In August 10, 1995, after several years of upgrading track to enable higher speeds, coinciding with the Golden Jubilee of Indonesia’s independence, the Perumka launched the first two of the Argo trains. These trains were extra-fare, all executive class, high speed passenger trains. These trains do not only bring great profits to the railway, but also create a new image: previously, trains were thought as “dirty, slow, uncomfortable” mode of transportation, unsuitable to the growing middle-class in the Indonesian society.
In Java, passenger trains were much more important than freight trains. But in South Sumatra, the Bukit Asam coal mine in Tanjung Enim is an important customer of railway services: to haul the mined coal to the port of Tarahan. In West Sumatra, the Ombilin coal mine also uses the railway’s service to carry coal to the Indarung cement factory in Padang.
The economic crisis which hit Indonesia in mid-1997 was somewhat comparable to the Great Depression in 1939: It resulted in both difficulties and opportunities. The fall of the rupiah against the US dollar resulted in the reduction of new locomotive orders, reduction of profits and increased maintenance expenses. Express passenger speeds were reduced again, although the reduction was insignificant.
The opportunity came in the form of increasing demand for passenger trains: airplane fares, calculated in US dollars, became too expensive, and the customers, especially the middle class, who have always used airplanes, began to look at trains as an alternative. The Perumka responded by launching new passenger trains, many of them executive class-only or executive and business class trains, such as the Dwipangga, Mahesa and Sancaka.
Perumka’s management was further reformed in June 1, 1999, when it was renamed PT (Persero) Kereta Api Indonesia. However, in the recent years the Indonesian Railway has faced tough challenges. The continuing economic crisis has resulted in a severe maintenance backlog for the rolling stock and trackwork, and many trains were running in less-than-top condition, or not running at all.

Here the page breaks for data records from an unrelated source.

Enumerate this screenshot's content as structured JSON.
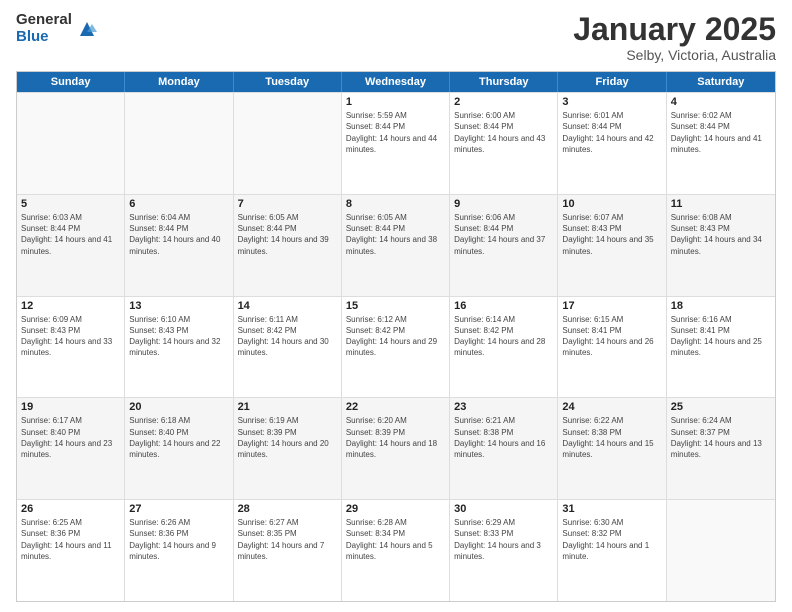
{
  "logo": {
    "general": "General",
    "blue": "Blue"
  },
  "title": {
    "month": "January 2025",
    "location": "Selby, Victoria, Australia"
  },
  "calendar": {
    "headers": [
      "Sunday",
      "Monday",
      "Tuesday",
      "Wednesday",
      "Thursday",
      "Friday",
      "Saturday"
    ],
    "rows": [
      [
        {
          "day": "",
          "sunrise": "",
          "sunset": "",
          "daylight": "",
          "empty": true
        },
        {
          "day": "",
          "sunrise": "",
          "sunset": "",
          "daylight": "",
          "empty": true
        },
        {
          "day": "",
          "sunrise": "",
          "sunset": "",
          "daylight": "",
          "empty": true
        },
        {
          "day": "1",
          "sunrise": "Sunrise: 5:59 AM",
          "sunset": "Sunset: 8:44 PM",
          "daylight": "Daylight: 14 hours and 44 minutes."
        },
        {
          "day": "2",
          "sunrise": "Sunrise: 6:00 AM",
          "sunset": "Sunset: 8:44 PM",
          "daylight": "Daylight: 14 hours and 43 minutes."
        },
        {
          "day": "3",
          "sunrise": "Sunrise: 6:01 AM",
          "sunset": "Sunset: 8:44 PM",
          "daylight": "Daylight: 14 hours and 42 minutes."
        },
        {
          "day": "4",
          "sunrise": "Sunrise: 6:02 AM",
          "sunset": "Sunset: 8:44 PM",
          "daylight": "Daylight: 14 hours and 41 minutes."
        }
      ],
      [
        {
          "day": "5",
          "sunrise": "Sunrise: 6:03 AM",
          "sunset": "Sunset: 8:44 PM",
          "daylight": "Daylight: 14 hours and 41 minutes."
        },
        {
          "day": "6",
          "sunrise": "Sunrise: 6:04 AM",
          "sunset": "Sunset: 8:44 PM",
          "daylight": "Daylight: 14 hours and 40 minutes."
        },
        {
          "day": "7",
          "sunrise": "Sunrise: 6:05 AM",
          "sunset": "Sunset: 8:44 PM",
          "daylight": "Daylight: 14 hours and 39 minutes."
        },
        {
          "day": "8",
          "sunrise": "Sunrise: 6:05 AM",
          "sunset": "Sunset: 8:44 PM",
          "daylight": "Daylight: 14 hours and 38 minutes."
        },
        {
          "day": "9",
          "sunrise": "Sunrise: 6:06 AM",
          "sunset": "Sunset: 8:44 PM",
          "daylight": "Daylight: 14 hours and 37 minutes."
        },
        {
          "day": "10",
          "sunrise": "Sunrise: 6:07 AM",
          "sunset": "Sunset: 8:43 PM",
          "daylight": "Daylight: 14 hours and 35 minutes."
        },
        {
          "day": "11",
          "sunrise": "Sunrise: 6:08 AM",
          "sunset": "Sunset: 8:43 PM",
          "daylight": "Daylight: 14 hours and 34 minutes."
        }
      ],
      [
        {
          "day": "12",
          "sunrise": "Sunrise: 6:09 AM",
          "sunset": "Sunset: 8:43 PM",
          "daylight": "Daylight: 14 hours and 33 minutes."
        },
        {
          "day": "13",
          "sunrise": "Sunrise: 6:10 AM",
          "sunset": "Sunset: 8:43 PM",
          "daylight": "Daylight: 14 hours and 32 minutes."
        },
        {
          "day": "14",
          "sunrise": "Sunrise: 6:11 AM",
          "sunset": "Sunset: 8:42 PM",
          "daylight": "Daylight: 14 hours and 30 minutes."
        },
        {
          "day": "15",
          "sunrise": "Sunrise: 6:12 AM",
          "sunset": "Sunset: 8:42 PM",
          "daylight": "Daylight: 14 hours and 29 minutes."
        },
        {
          "day": "16",
          "sunrise": "Sunrise: 6:14 AM",
          "sunset": "Sunset: 8:42 PM",
          "daylight": "Daylight: 14 hours and 28 minutes."
        },
        {
          "day": "17",
          "sunrise": "Sunrise: 6:15 AM",
          "sunset": "Sunset: 8:41 PM",
          "daylight": "Daylight: 14 hours and 26 minutes."
        },
        {
          "day": "18",
          "sunrise": "Sunrise: 6:16 AM",
          "sunset": "Sunset: 8:41 PM",
          "daylight": "Daylight: 14 hours and 25 minutes."
        }
      ],
      [
        {
          "day": "19",
          "sunrise": "Sunrise: 6:17 AM",
          "sunset": "Sunset: 8:40 PM",
          "daylight": "Daylight: 14 hours and 23 minutes."
        },
        {
          "day": "20",
          "sunrise": "Sunrise: 6:18 AM",
          "sunset": "Sunset: 8:40 PM",
          "daylight": "Daylight: 14 hours and 22 minutes."
        },
        {
          "day": "21",
          "sunrise": "Sunrise: 6:19 AM",
          "sunset": "Sunset: 8:39 PM",
          "daylight": "Daylight: 14 hours and 20 minutes."
        },
        {
          "day": "22",
          "sunrise": "Sunrise: 6:20 AM",
          "sunset": "Sunset: 8:39 PM",
          "daylight": "Daylight: 14 hours and 18 minutes."
        },
        {
          "day": "23",
          "sunrise": "Sunrise: 6:21 AM",
          "sunset": "Sunset: 8:38 PM",
          "daylight": "Daylight: 14 hours and 16 minutes."
        },
        {
          "day": "24",
          "sunrise": "Sunrise: 6:22 AM",
          "sunset": "Sunset: 8:38 PM",
          "daylight": "Daylight: 14 hours and 15 minutes."
        },
        {
          "day": "25",
          "sunrise": "Sunrise: 6:24 AM",
          "sunset": "Sunset: 8:37 PM",
          "daylight": "Daylight: 14 hours and 13 minutes."
        }
      ],
      [
        {
          "day": "26",
          "sunrise": "Sunrise: 6:25 AM",
          "sunset": "Sunset: 8:36 PM",
          "daylight": "Daylight: 14 hours and 11 minutes."
        },
        {
          "day": "27",
          "sunrise": "Sunrise: 6:26 AM",
          "sunset": "Sunset: 8:36 PM",
          "daylight": "Daylight: 14 hours and 9 minutes."
        },
        {
          "day": "28",
          "sunrise": "Sunrise: 6:27 AM",
          "sunset": "Sunset: 8:35 PM",
          "daylight": "Daylight: 14 hours and 7 minutes."
        },
        {
          "day": "29",
          "sunrise": "Sunrise: 6:28 AM",
          "sunset": "Sunset: 8:34 PM",
          "daylight": "Daylight: 14 hours and 5 minutes."
        },
        {
          "day": "30",
          "sunrise": "Sunrise: 6:29 AM",
          "sunset": "Sunset: 8:33 PM",
          "daylight": "Daylight: 14 hours and 3 minutes."
        },
        {
          "day": "31",
          "sunrise": "Sunrise: 6:30 AM",
          "sunset": "Sunset: 8:32 PM",
          "daylight": "Daylight: 14 hours and 1 minute."
        },
        {
          "day": "",
          "sunrise": "",
          "sunset": "",
          "daylight": "",
          "empty": true
        }
      ]
    ]
  }
}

In the recent years the Indonesian Railway has faced tough challenges. The railway’s safety record in the last years is not one to be proud of, its passengers, especially commuters, demand greater comfort and reliability, and the economic constraints has only made the situation more difficult. However, the Indonesian Railway has succeeded to survive, and is certain to prosper at a future time.
Jan de Bruin, Het Indische spoor in oorlogstijd: de spoor- en tramwegmaatschappijen in Nederlands-Indië in de vuurlinie, 1873-1949
A.E. Durrant, Lokomotip Uap
A.E. Durrant, PNKA Power Parade
H. de Jong, De Locomotieven van Werkspoor
Michiel van Ballegoijen de Jong, Spoorwegstations op Java
Ir. Krijthe, De ‘Bergkoningin’ en de spoorwegen in Nederlands-Indië 1862-1949
J.J.G. Oegema, De Stoomtractie op Java en Sumatra
Sejarah Perkeretaapian Indonesia, Volumes 1 and 2